I feel like I’m not quite sure why — is Mark Gatiss’s star power really so big? — but Big Finish have commissioned a prequel and a sequel to their Big Finish Classics adaption of Bram Stoker’s Dracula. Dracula’s Guests is a three-part expansion of a tiny short story by Stoker, penned, just as the original adaptation was, by Jonathan Barnes.
It’s divided into three parts, The Artist’s Tale, The Vampire’s Tale, and The Detective’s Tale. Like Dracula itself, it’s an assemblage of tales: Renfield tells a tale of Dracula telling a tale, while someone tells a tale of Renfield, each tale seemingly embedded in another. Some of what we hear works on its own (the tale of artist Jeremiah Hart), some sets up elements of what happens in Dracula itself (the tale of Renfield), some must be there to set up what will happen in the forthcoming Dracula’s War (the tale of Dracula himself). Some characters cross from tale to tale.
I found it a mixed bag. The Artist’s Tale has its moments, but I don’t think is as frightening as it ought to be. I don’t know if this is because of a failure in script, direction, or performance, but when Hart is on his own in a desolate landscape, one never really feels the jeopardy — maybe because it is narrated retrospectively. But it still is effective in parts, as Hart becomes more and more absorbed into Dracula’s world. Dracula’s tale, I’m sorry to say because I thought Mark Gatiss did an excellent job as the count in Dracula itself, is dead boring, a long saga with nothing interesting to hook the listener, and too many scenes — always a misjudgement on audio — where someone gives a big speech to an invisible crowd.
I thought the choice to make Renfield a police detective an odd one, but to my surprise I enjoyed Renfield’s story most of all, as he dashes back and forth across London in pursuit of a brutal killer but he himself is slowly descending into madness. Ian Hallard puts in a strong performance, and how the character ends up the man we know from Dracula is a good hook. I didn’t like everything about it; one key character is someone from The Artist’s Tale, who has descended into madness because she read in a letter that Hart descended into madness, which doesn’t really convince as a motivation, especially as The Artist’s Tale never made her connection to Hart seem anything more than mercenary. And Van Helsing’s role in this is so fragmentary I’m not sure why anyone bothered to stick him in. But I think the original novel’s greatest strength is the sense of something contaminating London, and this section captures that the best — the faux-epic of The Vampire’s Tale is ill-suited to what Stoker was doing.

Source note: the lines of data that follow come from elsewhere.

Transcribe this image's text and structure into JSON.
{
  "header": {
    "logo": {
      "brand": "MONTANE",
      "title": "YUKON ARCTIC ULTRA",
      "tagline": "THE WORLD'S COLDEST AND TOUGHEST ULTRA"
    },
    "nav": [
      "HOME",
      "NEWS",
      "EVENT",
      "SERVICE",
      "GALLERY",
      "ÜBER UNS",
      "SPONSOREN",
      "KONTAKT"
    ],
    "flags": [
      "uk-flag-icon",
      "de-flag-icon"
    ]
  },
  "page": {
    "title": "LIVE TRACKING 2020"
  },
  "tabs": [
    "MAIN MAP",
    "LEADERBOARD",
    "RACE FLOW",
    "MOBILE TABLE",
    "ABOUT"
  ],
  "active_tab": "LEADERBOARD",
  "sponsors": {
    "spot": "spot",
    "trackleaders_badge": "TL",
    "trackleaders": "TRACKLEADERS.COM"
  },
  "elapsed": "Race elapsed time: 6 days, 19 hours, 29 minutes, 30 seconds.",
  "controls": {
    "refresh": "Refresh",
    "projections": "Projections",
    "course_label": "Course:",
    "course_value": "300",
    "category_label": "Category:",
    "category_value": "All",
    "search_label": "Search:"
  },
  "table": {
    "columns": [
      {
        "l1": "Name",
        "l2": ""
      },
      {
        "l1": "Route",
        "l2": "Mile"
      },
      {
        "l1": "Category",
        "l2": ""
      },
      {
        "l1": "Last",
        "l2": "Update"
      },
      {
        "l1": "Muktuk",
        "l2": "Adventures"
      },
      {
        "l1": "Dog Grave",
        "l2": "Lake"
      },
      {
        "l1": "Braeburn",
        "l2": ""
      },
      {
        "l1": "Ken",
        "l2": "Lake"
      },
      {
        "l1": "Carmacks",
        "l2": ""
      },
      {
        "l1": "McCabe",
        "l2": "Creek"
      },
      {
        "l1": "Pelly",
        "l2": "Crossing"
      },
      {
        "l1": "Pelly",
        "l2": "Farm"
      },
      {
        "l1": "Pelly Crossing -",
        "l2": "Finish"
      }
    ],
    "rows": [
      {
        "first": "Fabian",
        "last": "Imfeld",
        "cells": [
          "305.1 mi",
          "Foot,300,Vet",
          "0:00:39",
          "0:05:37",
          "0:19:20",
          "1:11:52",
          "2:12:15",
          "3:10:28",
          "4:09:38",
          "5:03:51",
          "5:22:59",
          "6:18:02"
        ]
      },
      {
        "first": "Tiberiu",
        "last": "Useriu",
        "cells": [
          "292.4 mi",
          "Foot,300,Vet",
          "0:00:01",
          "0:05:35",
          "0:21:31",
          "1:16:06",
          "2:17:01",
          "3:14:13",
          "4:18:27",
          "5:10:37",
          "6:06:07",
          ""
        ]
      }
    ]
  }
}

Because this is a Jonathan Barnes Big Finish Classics script, all the women are there to sexually manipulate or otherwise tear down men.
I have positive memories of Big Finish’s original Dracula, which I found a cut above many of their Classics range. But this was harder to like and to enjoy. Maybe I will get more out of it when Dracula’s War comes out and it is disc 1-3 of a nine-disc epic, rather than a weird curio on its own.
Dracula’s Guests (by Jonathan Barnes; starring Mark Gatiss) was released by Big Finish Productions in February 2020.